CaptureRemaining portions of book are more or less variegated accounts of Emergency Period, from freedom of Press to Poverty, with the underlying idea of ‘modernity’ or ‘Indian-ness’ being a facade. But he offered a brilliant perspective on Indian political programme being clamour and religious excitation. Gandhian-ism in modern day is reduced to Mahatmahood: religious ecstasy and self-display, and escape from constructive thought and political burdens. Like a solace for conquered people, alienated by the state, he argues. I thoroughly enjoyed his well researched last essay, where he criticized Bhave for overdoing everything and making Gandhi a figure like ‘Merlin’. Yet, by the end of the day, to Naipaul, India is without an ideology, locked in by fantasies of Ramraj(Rule of Ram: an Indian utopia), spirituality and return to village, where everyone is paralyzed with obedience as demanded by ‘dharma’.

The communal accord of history moves along the lines of identifying India primarily by her religious identities, and is uprooted on the colonial assumption of them being fundamentally in conflict. And there are historians who produce voluminous reports in this line, using the century old Colonial pretext of Imperial powers being the anointed benign saving medium. I remember reading an essay associating Naipaul’s acceptance in the New World over Desani, for his West appeasing narrative, and though far fetched, this book inclines me to buy that argument. No matter what he had experienced over the visit, the good, the bad and the ugly of a young nation in its worst period of democratic history, Naipaul was hell bent on finding a way back to his personal clincher – title of the book.

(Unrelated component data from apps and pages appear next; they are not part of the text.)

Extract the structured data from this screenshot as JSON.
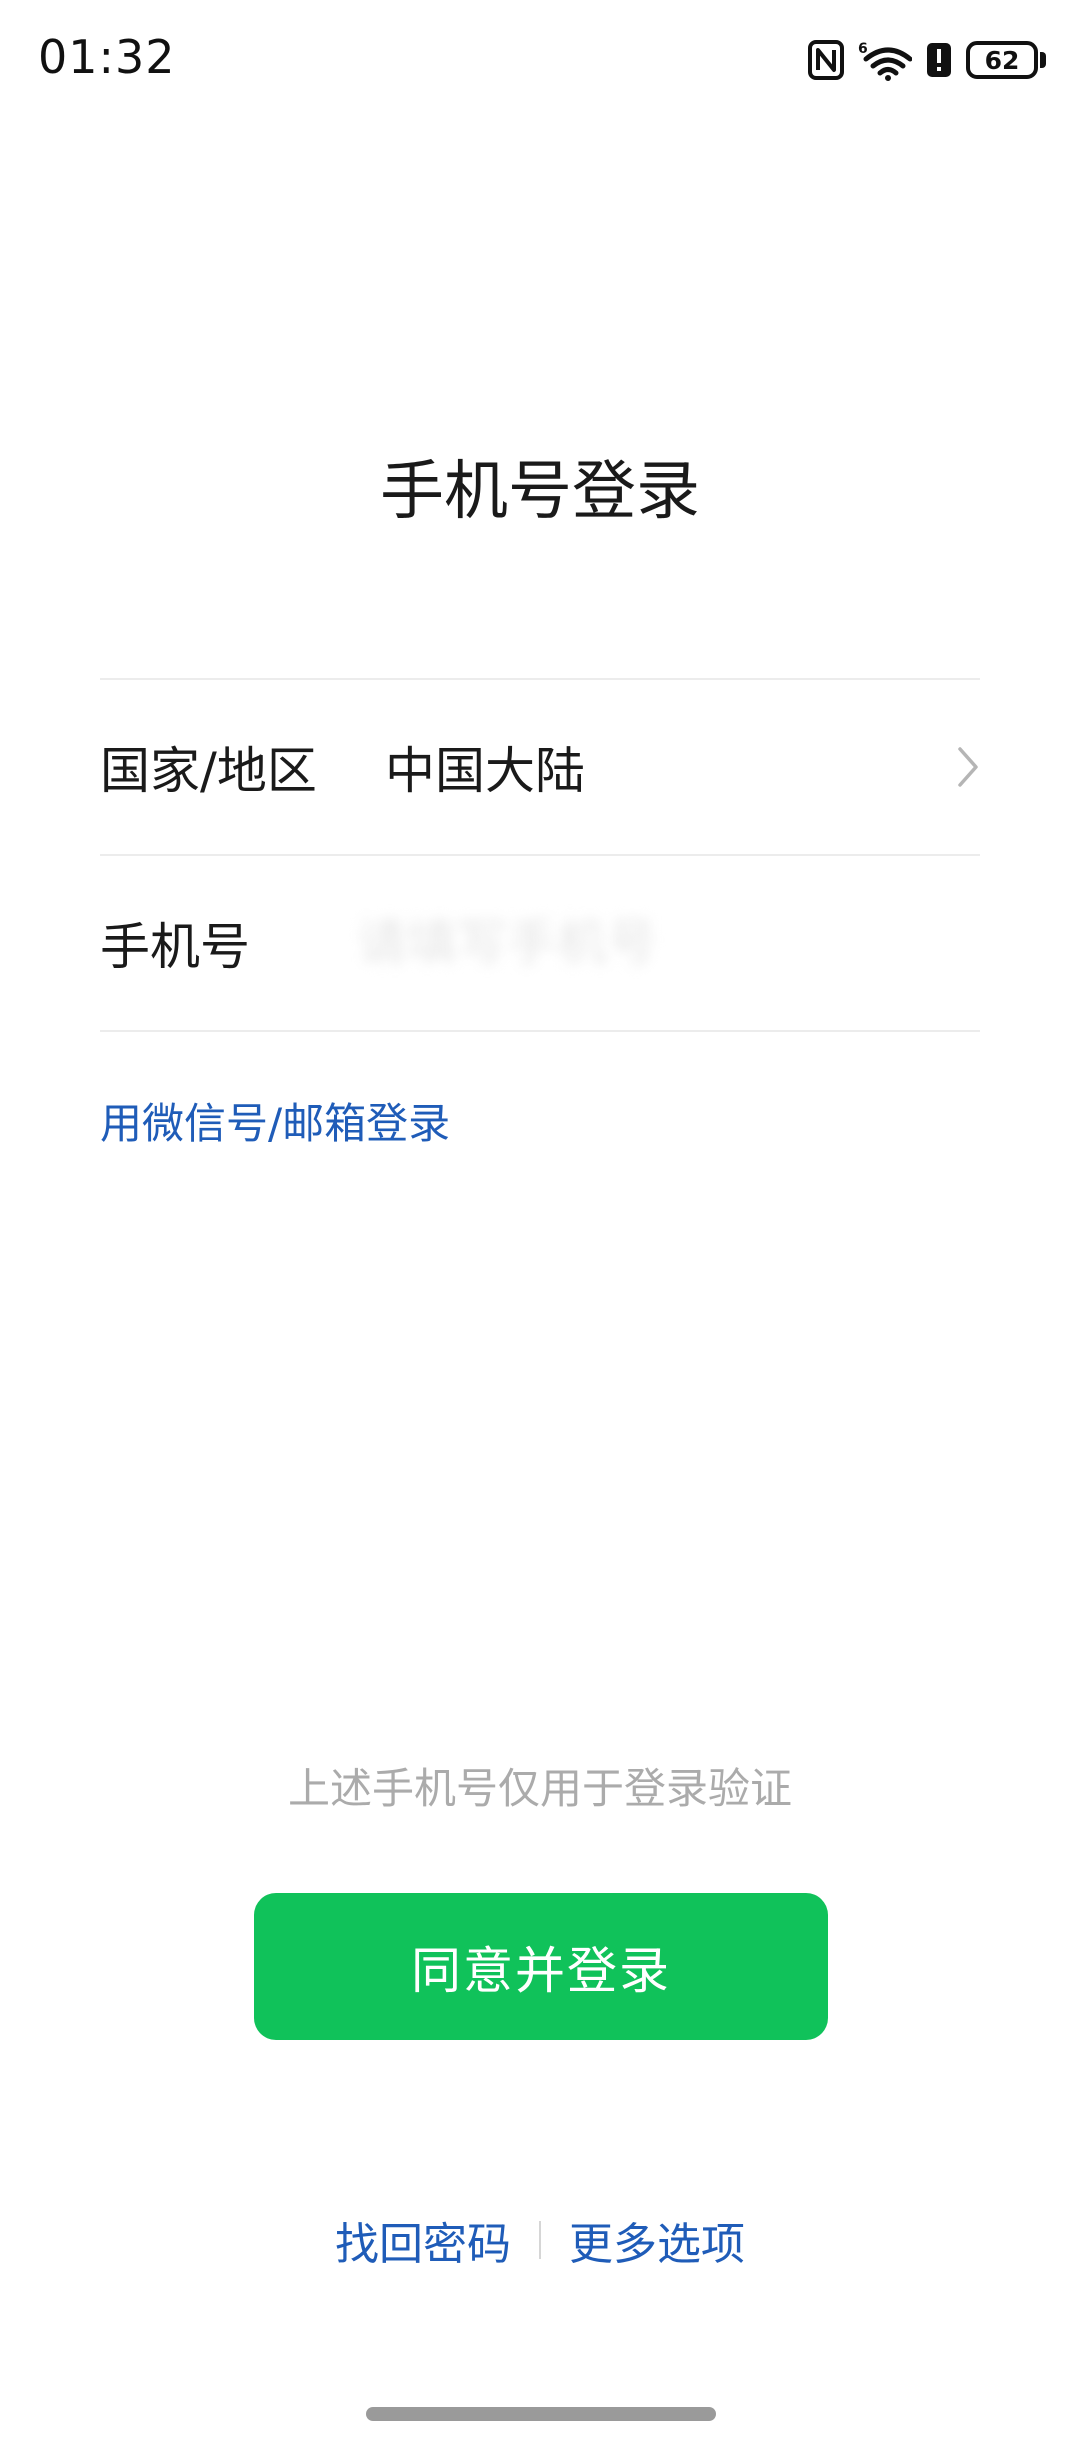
{
  "status_bar": {
    "time": "01:32",
    "battery_level": "62",
    "icons": [
      "nfc-icon",
      "wifi-6-icon",
      "alert-icon",
      "battery-icon"
    ]
  },
  "page": {
    "title": "手机号登录"
  },
  "form": {
    "region_label": "国家/地区",
    "region_value": "中国大陆",
    "phone_label": "手机号",
    "phone_placeholder": "请填写手机号"
  },
  "alt_login": {
    "label": "用微信号/邮箱登录"
  },
  "hint": {
    "text": "上述手机号仅用于登录验证"
  },
  "actions": {
    "agree_login_label": "同意并登录"
  },
  "bottom_links": {
    "recover_password": "找回密码",
    "more_options": "更多选项"
  },
  "colors": {
    "primary_green": "#10c25a",
    "link_blue": "#1f5cb8",
    "hint_gray": "#ababab"
  }
}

In the first essay, Naipaul mentions about a middle class rich girl he got to meet during a Delhi dinner party, who is married to a foreigner and living abroad. To him, she was in a state of despair and confusion, of having lost her place in the world, not having a caste or a community. And he was amazed by her calmness on return to India during the chaotic Emergency, like its world’s deepest order, where everything is fixed, sanctified and secure. If I may go off the reservation and be a condescending critic as this book was, I found Naipaul jealous of above trait and rather frustrated in his inability to understand the civilization he draws bloodline from, and yet, utterly helpless in being drawn towards it time and again.

This maybe his coping mechanism.

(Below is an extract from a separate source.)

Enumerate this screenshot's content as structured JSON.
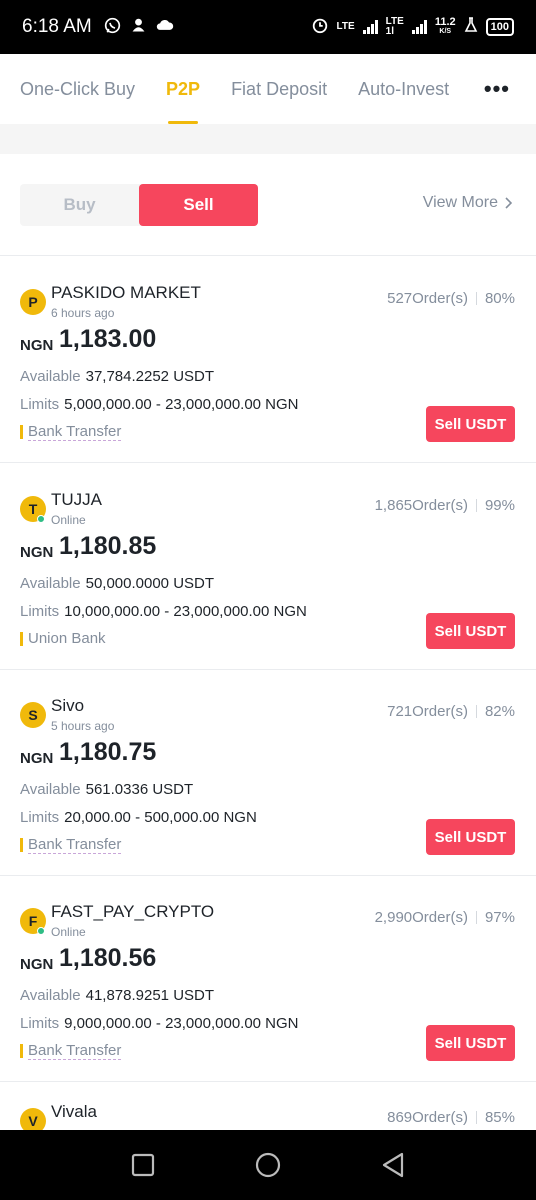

Still, one cannot categorize this book as an archaic critique on antique mindsets, without ignoring the relevance of harsh truths, however little and offending they might be. Especially in our present day ‘triggered’ generation, filled with internal anxieties about food eaten, places of worship, sexual preferences, and intolerance towards everything they can’t agree with. But marginalizing a whole civilization solely on their basis and laxity towards everything otherwise, is where author and this reader part ways.


*Internal Emergency : In India, “the Emergency” refers to a 21-month period from 1975 to 1977 when Prime Minister Indira Gandhi unilaterally had a state of emergency declared across the country. Officially issued by President Fakhruddin Ali Ahmed under Article 352(1) of the Constitution because of the prevailing “internal disturbance”, the Emergency was in effect from 25 June 1975 until its withdrawal on 21 March 1977.( source:wiki)